* Task to carry out: Each entry that follows should be retyped exactly.

Source data:
○ ○ ○

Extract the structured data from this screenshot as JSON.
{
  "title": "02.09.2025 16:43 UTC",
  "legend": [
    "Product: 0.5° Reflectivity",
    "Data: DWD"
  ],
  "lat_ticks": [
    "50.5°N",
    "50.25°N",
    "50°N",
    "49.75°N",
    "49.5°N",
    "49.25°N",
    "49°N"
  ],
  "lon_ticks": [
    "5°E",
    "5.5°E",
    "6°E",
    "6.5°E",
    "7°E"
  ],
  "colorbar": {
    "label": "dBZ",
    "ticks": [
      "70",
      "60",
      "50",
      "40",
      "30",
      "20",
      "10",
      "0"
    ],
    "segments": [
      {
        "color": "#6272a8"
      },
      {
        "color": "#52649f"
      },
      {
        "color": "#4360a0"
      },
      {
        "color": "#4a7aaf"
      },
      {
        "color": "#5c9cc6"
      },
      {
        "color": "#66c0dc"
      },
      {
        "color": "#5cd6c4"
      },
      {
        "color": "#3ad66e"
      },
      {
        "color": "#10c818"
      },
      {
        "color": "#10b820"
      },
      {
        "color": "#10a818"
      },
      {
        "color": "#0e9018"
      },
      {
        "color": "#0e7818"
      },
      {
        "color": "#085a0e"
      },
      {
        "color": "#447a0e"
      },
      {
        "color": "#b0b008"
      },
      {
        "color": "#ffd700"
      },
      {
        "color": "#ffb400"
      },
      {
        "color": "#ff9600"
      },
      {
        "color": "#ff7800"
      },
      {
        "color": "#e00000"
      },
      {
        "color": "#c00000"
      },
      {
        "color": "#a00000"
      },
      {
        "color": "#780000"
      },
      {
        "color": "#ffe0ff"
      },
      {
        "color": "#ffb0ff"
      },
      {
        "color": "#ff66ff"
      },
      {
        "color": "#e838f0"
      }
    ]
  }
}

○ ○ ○

* Solved problem:
Extract the structured data from this screenshot as JSON.
{
  "title": "02.09.2025 16:43 UTC",
  "legend": [
    "Product: 0.5° Reflectivity",
    "Data: DWD"
  ],
  "lat_ticks": [
    "50.5°N",
    "50.25°N",
    "50°N",
    "49.75°N",
    "49.5°N",
    "49.25°N",
    "49°N"
  ],
  "lon_ticks": [
    "5°E",
    "5.5°E",
    "6°E",
    "6.5°E",
    "7°E"
  ],
  "colorbar": {
    "label": "dBZ",
    "ticks": [
      "70",
      "60",
      "50",
      "40",
      "30",
      "20",
      "10",
      "0"
    ],
    "segments": [
      {
        "color": "#6272a8"
      },
      {
        "color": "#52649f"
      },
      {
        "color": "#4360a0"
      },
      {
        "color": "#4a7aaf"
      },
      {
        "color": "#5c9cc6"
      },
      {
        "color": "#66c0dc"
      },
      {
        "color": "#5cd6c4"
      },
      {
        "color": "#3ad66e"
      },
      {
        "color": "#10c818"
      },
      {
        "color": "#10b820"
      },
      {
        "color": "#10a818"
      },
      {
        "color": "#0e9018"
      },
      {
        "color": "#0e7818"
      },
      {
        "color": "#085a0e"
      },
      {
        "color": "#447a0e"
      },
      {
        "color": "#b0b008"
      },
      {
        "color": "#ffd700"
      },
      {
        "color": "#ffb400"
      },
      {
        "color": "#ff9600"
      },
      {
        "color": "#ff7800"
      },
      {
        "color": "#e00000"
      },
      {
        "color": "#c00000"
      },
      {
        "color": "#a00000"
      },
      {
        "color": "#780000"
      },
      {
        "color": "#ffe0ff"
      },
      {
        "color": "#ffb0ff"
      },
      {
        "color": "#ff66ff"
      },
      {
        "color": "#e838f0"
      }
    ]
  }
}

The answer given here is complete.